Task objective
Please copy each line in the records below that contains the string "data".
- - -
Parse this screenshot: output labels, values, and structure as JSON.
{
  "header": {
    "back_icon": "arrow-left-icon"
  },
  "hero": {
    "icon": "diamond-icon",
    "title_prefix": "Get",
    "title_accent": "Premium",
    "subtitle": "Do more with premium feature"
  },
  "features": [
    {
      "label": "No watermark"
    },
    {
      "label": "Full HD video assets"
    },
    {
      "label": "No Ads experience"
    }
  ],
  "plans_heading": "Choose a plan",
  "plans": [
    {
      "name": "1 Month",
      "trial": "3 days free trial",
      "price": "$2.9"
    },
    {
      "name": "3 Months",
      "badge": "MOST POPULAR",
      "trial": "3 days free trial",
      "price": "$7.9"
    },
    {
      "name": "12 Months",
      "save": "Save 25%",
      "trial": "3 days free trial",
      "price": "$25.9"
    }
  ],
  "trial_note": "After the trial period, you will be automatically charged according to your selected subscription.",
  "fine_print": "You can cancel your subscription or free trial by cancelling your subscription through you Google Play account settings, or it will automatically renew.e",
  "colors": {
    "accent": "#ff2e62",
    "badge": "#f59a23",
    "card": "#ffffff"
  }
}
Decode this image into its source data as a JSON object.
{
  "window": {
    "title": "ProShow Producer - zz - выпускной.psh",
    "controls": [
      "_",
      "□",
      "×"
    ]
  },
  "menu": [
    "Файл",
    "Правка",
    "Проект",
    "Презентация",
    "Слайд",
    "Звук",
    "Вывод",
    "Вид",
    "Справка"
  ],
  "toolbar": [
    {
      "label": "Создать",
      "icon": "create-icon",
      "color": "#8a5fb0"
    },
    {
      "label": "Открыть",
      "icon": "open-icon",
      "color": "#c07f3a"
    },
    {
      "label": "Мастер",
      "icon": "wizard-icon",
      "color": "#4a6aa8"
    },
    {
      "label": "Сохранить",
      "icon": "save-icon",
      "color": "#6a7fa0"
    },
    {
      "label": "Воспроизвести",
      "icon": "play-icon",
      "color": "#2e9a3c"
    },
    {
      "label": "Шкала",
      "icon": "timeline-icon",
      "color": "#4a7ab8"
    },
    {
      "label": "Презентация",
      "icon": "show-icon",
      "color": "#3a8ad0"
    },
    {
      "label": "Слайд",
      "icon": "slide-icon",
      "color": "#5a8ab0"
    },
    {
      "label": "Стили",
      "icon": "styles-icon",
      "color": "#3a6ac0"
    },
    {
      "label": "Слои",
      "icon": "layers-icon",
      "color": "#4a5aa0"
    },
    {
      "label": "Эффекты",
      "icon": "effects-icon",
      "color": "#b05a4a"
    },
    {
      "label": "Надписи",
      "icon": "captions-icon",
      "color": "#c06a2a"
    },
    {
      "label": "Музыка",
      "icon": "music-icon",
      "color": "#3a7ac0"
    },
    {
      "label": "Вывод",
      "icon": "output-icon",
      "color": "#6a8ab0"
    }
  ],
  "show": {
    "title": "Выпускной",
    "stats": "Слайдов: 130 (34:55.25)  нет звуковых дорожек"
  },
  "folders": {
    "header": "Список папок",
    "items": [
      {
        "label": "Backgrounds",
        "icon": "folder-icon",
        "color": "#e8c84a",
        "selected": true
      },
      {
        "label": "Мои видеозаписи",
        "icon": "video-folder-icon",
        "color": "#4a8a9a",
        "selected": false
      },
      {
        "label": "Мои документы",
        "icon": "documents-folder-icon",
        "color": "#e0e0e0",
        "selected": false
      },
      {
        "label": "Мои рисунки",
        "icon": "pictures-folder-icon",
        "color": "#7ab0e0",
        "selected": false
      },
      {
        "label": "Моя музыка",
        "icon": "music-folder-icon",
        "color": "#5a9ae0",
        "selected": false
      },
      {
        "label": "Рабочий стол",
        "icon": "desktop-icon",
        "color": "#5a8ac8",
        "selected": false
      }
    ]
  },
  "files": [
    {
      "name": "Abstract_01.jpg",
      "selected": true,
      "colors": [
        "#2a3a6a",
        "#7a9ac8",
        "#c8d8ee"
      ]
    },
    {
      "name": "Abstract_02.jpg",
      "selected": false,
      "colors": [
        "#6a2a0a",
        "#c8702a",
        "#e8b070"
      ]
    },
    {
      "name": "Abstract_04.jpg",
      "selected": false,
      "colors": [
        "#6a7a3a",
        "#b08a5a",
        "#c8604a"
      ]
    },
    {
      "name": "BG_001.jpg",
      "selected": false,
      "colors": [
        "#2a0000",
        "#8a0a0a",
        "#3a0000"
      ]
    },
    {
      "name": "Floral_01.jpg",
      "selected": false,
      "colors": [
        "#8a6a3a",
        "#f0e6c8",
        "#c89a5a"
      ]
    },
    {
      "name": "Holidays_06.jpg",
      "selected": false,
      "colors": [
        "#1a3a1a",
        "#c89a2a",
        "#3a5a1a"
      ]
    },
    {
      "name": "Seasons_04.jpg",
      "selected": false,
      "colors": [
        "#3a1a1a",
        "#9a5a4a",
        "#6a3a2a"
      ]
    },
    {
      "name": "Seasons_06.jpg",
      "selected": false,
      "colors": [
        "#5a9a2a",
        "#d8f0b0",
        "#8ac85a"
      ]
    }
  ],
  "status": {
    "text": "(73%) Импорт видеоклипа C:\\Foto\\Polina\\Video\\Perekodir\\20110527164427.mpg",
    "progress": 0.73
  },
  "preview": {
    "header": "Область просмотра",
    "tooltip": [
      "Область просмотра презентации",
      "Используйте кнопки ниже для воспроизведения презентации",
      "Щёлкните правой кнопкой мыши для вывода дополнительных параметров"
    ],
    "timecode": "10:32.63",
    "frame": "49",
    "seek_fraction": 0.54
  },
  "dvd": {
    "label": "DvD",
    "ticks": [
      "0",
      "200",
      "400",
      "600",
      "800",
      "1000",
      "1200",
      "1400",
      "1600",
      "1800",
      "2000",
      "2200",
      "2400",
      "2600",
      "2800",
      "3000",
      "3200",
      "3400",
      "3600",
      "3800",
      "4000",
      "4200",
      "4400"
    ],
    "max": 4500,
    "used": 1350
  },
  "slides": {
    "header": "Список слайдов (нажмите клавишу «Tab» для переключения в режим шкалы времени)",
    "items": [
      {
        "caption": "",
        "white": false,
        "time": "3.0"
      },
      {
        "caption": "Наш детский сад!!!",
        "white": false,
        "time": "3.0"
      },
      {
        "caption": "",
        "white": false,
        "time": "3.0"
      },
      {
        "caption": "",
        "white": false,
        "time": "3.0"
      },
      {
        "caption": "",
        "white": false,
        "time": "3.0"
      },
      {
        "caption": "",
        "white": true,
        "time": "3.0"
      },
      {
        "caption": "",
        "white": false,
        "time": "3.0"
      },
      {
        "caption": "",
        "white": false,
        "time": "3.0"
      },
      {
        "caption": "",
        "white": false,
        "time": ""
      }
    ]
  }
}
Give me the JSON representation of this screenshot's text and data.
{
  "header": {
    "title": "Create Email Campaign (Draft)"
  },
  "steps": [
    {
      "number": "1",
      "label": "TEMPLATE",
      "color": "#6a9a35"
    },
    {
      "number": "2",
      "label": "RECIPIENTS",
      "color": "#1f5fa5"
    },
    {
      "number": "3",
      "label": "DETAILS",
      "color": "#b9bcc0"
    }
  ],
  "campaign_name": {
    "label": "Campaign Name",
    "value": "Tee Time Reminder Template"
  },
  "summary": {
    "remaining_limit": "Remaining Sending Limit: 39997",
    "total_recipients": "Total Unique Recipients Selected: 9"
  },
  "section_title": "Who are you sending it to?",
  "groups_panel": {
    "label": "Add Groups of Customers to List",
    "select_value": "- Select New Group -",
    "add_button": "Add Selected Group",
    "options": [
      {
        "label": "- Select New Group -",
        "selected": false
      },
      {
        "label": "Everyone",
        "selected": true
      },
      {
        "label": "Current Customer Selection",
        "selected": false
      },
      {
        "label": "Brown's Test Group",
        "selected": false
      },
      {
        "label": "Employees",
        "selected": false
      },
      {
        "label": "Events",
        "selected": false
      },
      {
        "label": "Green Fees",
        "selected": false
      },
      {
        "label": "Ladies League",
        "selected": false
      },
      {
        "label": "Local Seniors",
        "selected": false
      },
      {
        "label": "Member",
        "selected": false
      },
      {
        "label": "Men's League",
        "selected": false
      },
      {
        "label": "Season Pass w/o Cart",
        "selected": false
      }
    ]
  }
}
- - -
Result of the exercise
Decode this image into its source data as a JSON object.
Give me the JSON representation of this screenshot's text and data.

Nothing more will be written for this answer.